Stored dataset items

Segment Open

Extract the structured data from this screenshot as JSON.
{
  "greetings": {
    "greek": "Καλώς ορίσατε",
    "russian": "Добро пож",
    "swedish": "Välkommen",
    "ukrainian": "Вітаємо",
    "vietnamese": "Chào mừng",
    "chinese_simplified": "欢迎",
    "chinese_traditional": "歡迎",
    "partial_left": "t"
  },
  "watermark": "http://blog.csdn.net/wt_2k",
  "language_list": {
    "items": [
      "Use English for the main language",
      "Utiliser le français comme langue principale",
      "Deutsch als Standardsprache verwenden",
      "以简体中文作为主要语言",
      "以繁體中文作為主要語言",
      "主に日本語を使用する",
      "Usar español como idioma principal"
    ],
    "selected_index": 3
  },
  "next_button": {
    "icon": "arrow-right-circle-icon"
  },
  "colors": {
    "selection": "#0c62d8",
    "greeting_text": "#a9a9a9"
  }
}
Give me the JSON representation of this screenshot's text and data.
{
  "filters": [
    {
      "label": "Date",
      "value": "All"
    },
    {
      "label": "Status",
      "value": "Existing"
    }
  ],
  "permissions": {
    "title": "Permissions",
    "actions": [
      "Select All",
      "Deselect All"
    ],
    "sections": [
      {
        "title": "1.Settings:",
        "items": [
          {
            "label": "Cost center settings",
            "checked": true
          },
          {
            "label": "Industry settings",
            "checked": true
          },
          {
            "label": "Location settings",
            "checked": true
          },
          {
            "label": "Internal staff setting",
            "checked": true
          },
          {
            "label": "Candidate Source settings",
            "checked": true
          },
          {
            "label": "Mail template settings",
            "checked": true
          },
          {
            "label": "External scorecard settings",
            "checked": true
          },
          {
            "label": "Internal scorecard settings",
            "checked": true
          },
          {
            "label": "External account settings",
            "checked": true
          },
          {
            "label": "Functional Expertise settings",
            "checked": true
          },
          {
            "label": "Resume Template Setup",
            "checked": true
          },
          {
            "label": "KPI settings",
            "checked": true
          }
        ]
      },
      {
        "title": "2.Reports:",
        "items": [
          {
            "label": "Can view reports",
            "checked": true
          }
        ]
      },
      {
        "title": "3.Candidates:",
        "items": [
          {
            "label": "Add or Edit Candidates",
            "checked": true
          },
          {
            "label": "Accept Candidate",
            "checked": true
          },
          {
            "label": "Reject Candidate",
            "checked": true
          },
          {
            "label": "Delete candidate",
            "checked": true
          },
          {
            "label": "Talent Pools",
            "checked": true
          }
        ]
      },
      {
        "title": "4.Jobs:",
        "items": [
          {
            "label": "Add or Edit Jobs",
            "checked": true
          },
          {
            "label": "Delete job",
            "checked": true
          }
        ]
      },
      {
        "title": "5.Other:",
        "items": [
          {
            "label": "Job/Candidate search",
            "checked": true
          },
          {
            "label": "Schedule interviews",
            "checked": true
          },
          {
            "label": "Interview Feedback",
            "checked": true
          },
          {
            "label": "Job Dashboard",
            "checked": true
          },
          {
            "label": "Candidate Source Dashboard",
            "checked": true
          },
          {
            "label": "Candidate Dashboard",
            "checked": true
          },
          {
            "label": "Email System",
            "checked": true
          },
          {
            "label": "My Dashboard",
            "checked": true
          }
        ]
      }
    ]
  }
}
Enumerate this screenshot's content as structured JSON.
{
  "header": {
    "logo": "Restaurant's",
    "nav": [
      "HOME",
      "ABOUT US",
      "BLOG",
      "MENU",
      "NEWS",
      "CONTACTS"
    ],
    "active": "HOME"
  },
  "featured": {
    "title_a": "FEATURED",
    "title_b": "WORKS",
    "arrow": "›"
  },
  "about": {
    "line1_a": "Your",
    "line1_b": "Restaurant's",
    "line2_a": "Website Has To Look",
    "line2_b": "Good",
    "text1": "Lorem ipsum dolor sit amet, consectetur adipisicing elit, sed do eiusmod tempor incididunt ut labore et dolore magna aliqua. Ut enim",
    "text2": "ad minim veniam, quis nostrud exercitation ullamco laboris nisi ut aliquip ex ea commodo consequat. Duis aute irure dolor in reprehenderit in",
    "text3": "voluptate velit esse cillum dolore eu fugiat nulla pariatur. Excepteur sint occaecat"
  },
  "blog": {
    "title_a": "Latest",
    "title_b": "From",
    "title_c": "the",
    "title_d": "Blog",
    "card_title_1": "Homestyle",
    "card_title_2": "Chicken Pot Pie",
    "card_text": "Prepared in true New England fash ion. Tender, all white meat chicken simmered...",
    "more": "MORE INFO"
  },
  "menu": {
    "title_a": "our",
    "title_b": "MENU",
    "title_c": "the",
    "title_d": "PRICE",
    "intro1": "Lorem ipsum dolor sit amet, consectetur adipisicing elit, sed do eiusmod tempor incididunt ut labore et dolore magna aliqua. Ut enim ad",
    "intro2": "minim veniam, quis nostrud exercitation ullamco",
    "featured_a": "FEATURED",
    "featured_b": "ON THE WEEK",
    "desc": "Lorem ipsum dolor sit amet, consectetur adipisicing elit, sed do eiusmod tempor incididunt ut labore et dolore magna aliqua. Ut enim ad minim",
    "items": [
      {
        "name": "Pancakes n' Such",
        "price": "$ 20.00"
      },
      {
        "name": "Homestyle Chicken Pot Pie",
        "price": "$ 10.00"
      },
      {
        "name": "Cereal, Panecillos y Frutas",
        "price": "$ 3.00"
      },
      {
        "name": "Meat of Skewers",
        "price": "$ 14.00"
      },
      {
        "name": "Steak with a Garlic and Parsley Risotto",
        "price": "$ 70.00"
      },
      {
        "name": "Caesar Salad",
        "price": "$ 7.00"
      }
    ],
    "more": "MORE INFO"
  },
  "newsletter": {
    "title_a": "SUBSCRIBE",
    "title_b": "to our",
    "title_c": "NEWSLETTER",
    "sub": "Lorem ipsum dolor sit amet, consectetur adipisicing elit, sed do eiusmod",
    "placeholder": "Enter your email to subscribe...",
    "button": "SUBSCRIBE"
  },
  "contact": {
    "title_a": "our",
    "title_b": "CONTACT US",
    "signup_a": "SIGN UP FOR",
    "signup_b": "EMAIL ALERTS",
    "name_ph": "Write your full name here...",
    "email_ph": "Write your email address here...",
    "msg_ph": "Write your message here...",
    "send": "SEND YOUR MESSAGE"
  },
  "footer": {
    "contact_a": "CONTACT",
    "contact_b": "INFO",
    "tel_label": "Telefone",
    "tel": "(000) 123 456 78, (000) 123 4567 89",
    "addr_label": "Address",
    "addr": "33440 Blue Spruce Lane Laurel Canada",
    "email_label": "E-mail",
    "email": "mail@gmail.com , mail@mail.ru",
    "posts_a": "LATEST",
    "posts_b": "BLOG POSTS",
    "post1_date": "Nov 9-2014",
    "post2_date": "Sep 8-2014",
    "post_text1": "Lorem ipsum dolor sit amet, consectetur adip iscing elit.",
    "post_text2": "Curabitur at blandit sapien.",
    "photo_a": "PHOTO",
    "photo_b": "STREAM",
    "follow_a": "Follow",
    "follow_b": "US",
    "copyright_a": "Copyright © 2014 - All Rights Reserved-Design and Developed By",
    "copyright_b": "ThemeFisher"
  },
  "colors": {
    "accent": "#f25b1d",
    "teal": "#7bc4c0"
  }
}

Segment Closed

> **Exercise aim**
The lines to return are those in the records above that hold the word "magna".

> **Solution to this exercise**
    "text1": "Lorem ipsum dolor sit amet, consectetur adipisicing elit, sed do eiusmod tempor incididunt ut labore et dolore magna aliqua. Ut enim",
    "intro1": "Lorem ipsum dolor sit amet, consectetur adipisicing elit, sed do eiusmod tempor incididunt ut labore et dolore magna aliqua. Ut enim ad",
    "desc": "Lorem ipsum dolor sit amet, consectetur adipisicing elit, sed do eiusmod tempor incididunt ut labore et dolore magna aliqua. Ut enim ad minim",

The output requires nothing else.